*** Opening of INPUT MATERIAL ***
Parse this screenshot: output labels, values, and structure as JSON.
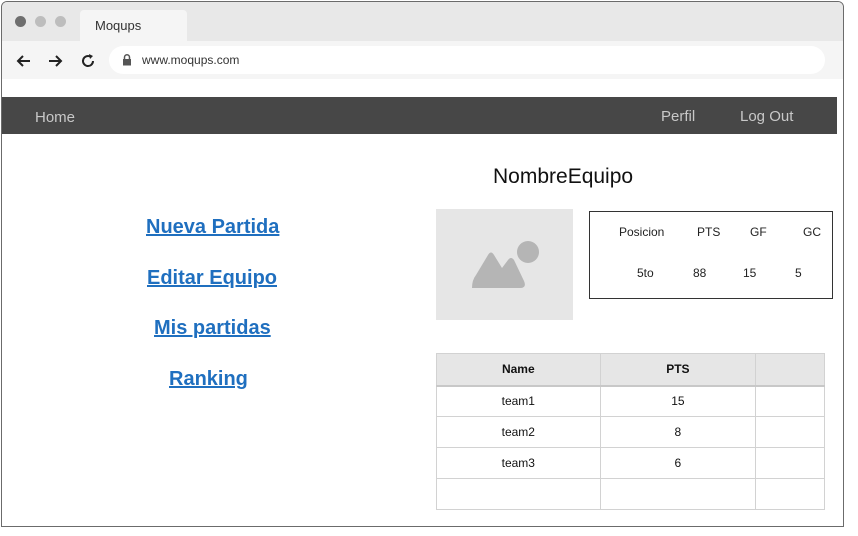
{
  "browser": {
    "tab_title": "Moqups",
    "url": "www.moqups.com"
  },
  "navbar": {
    "home": "Home",
    "profile": "Perfil",
    "logout": "Log Out"
  },
  "sidebar": {
    "links": [
      "Nueva Partida",
      "Editar Equipo",
      "Mis partidas",
      "Ranking"
    ]
  },
  "team": {
    "name": "NombreEquipo",
    "stats_headers": [
      "Posicion",
      "PTS",
      "GF",
      "GC"
    ],
    "stats_values": [
      "5to",
      "88",
      "15",
      "5"
    ]
  },
  "ranking_table": {
    "headers": [
      "Name",
      "PTS",
      ""
    ],
    "rows": [
      [
        "team1",
        "15",
        ""
      ],
      [
        "team2",
        "8",
        ""
      ],
      [
        "team3",
        "6",
        ""
      ],
      [
        "",
        "",
        ""
      ]
    ]
  },
  "colors": {
    "navbar_bg": "#474747",
    "link": "#1f6fbf",
    "placeholder_bg": "#e6e6e6"
  }
}
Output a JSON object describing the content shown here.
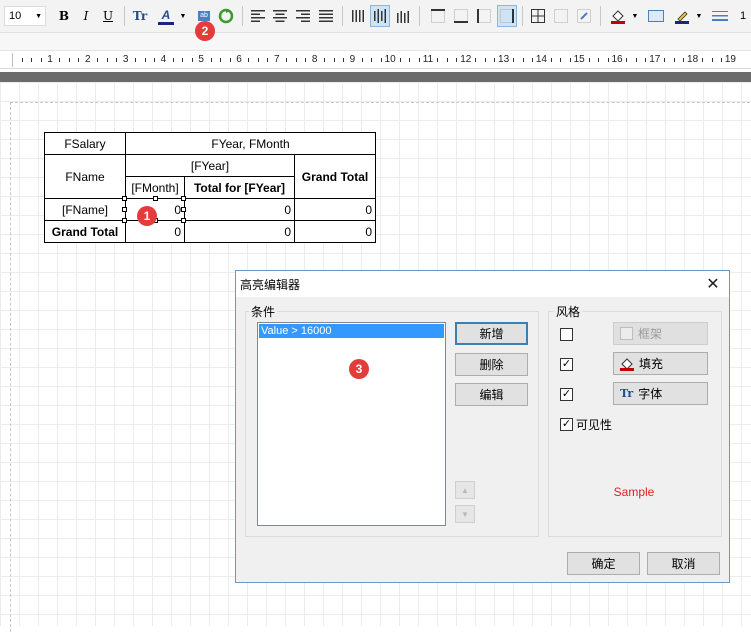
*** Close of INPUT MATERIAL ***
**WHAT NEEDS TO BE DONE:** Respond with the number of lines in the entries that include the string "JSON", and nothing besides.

**ANSWER FOR THE TASK:** 2